Interface dataset entries:
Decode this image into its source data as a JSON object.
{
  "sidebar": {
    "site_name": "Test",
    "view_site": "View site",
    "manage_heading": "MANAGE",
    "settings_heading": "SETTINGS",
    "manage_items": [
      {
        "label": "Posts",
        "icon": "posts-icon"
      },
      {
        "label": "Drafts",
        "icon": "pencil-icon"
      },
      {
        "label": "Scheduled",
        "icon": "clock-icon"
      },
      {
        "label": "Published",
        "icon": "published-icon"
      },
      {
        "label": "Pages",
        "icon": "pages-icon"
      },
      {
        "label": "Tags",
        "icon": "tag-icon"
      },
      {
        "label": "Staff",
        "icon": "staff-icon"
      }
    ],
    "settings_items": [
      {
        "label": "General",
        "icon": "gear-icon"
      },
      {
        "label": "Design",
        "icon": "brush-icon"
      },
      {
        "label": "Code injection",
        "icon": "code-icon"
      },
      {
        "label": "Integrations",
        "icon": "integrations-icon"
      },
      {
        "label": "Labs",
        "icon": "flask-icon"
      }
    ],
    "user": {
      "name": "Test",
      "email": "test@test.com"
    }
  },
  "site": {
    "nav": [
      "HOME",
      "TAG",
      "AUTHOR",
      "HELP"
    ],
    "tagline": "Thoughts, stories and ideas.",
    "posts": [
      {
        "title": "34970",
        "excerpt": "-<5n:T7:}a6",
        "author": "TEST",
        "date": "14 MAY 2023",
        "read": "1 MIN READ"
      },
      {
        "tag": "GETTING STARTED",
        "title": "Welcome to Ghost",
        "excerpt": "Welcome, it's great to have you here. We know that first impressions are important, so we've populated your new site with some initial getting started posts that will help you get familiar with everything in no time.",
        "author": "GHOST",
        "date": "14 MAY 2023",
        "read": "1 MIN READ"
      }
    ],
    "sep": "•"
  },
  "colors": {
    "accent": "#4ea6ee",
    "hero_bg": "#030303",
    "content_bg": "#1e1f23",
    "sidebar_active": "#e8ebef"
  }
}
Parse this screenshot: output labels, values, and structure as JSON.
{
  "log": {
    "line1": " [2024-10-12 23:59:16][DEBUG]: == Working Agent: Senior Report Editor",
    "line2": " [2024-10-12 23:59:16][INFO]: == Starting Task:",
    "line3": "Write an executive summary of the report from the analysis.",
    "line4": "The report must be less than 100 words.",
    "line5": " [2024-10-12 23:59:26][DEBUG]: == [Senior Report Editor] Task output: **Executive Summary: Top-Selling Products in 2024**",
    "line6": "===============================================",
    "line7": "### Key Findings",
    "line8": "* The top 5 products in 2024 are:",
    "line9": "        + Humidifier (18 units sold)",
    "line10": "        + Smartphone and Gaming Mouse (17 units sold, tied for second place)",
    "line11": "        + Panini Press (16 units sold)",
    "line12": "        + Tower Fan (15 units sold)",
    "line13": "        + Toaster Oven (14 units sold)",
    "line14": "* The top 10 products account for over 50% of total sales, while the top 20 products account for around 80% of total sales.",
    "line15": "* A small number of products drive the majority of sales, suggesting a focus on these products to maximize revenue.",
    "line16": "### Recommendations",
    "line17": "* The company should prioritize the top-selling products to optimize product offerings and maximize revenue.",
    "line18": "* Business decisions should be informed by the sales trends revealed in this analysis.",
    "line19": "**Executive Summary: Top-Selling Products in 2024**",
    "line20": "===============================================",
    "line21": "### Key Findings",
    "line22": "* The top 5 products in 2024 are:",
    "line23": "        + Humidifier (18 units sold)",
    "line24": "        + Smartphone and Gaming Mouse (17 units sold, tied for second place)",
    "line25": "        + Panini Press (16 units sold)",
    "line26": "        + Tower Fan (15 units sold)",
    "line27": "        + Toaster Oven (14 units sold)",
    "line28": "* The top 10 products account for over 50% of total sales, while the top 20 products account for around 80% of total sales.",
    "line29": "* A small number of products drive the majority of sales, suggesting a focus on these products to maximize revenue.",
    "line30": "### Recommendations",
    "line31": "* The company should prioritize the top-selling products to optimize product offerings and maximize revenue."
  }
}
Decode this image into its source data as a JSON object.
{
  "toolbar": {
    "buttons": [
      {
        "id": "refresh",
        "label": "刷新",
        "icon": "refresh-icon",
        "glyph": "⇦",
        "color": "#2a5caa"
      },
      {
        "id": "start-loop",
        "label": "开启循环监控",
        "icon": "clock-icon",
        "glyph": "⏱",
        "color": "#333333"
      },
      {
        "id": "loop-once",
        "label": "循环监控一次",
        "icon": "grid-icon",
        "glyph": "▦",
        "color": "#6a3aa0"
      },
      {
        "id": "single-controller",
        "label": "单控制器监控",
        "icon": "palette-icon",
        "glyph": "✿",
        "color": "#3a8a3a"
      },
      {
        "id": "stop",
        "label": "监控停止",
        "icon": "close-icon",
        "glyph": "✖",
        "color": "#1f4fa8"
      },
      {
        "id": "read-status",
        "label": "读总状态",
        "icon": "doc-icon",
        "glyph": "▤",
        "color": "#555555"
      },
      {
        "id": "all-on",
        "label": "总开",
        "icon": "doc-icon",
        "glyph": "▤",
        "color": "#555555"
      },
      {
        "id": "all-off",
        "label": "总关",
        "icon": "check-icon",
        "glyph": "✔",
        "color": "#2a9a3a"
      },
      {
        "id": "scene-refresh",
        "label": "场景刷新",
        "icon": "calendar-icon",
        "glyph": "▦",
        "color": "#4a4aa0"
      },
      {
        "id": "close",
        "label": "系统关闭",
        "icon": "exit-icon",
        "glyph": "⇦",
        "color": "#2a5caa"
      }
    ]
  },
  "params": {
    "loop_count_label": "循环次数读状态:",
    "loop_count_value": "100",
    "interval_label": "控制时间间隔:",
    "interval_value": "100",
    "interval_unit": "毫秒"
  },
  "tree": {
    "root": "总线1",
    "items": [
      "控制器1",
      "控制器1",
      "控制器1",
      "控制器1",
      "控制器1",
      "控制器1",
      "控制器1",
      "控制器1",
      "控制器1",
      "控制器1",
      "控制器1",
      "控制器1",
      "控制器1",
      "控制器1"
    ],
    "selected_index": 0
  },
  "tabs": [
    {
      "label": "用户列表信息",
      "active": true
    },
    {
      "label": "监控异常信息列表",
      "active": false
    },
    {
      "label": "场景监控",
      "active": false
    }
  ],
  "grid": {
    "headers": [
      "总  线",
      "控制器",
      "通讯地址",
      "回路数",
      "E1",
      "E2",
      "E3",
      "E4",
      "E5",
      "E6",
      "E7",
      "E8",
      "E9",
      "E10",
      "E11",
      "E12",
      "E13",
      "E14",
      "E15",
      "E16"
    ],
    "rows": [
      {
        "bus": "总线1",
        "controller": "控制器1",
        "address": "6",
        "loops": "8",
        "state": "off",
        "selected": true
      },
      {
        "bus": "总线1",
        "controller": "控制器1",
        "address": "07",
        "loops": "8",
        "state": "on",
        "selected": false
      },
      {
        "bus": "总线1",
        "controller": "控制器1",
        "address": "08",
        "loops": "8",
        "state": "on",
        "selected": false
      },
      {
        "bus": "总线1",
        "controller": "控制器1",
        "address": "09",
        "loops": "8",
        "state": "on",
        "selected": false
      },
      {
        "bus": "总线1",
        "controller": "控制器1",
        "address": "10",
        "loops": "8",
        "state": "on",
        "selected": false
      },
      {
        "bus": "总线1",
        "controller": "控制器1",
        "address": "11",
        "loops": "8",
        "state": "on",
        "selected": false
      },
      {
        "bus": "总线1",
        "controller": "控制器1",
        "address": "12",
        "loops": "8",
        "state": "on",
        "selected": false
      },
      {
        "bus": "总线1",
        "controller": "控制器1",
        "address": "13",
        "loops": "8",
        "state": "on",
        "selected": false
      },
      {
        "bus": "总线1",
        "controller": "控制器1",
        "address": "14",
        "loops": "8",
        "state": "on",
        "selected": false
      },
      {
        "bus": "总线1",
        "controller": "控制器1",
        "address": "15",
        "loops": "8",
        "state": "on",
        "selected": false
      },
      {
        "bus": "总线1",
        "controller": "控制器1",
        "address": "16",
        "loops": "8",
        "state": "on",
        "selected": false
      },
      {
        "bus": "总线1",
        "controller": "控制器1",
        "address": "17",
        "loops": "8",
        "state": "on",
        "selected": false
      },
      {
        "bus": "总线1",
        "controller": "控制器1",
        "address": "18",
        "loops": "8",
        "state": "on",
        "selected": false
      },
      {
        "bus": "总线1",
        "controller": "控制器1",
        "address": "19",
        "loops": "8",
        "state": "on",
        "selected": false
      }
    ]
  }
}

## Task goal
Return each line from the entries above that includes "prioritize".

## Exercise solution
    "line17": "* The company should prioritize the top-selling products to optimize product offerings and maximize revenue.",
    "line31": "* The company should prioritize the top-selling products to optimize product offerings and maximize revenue."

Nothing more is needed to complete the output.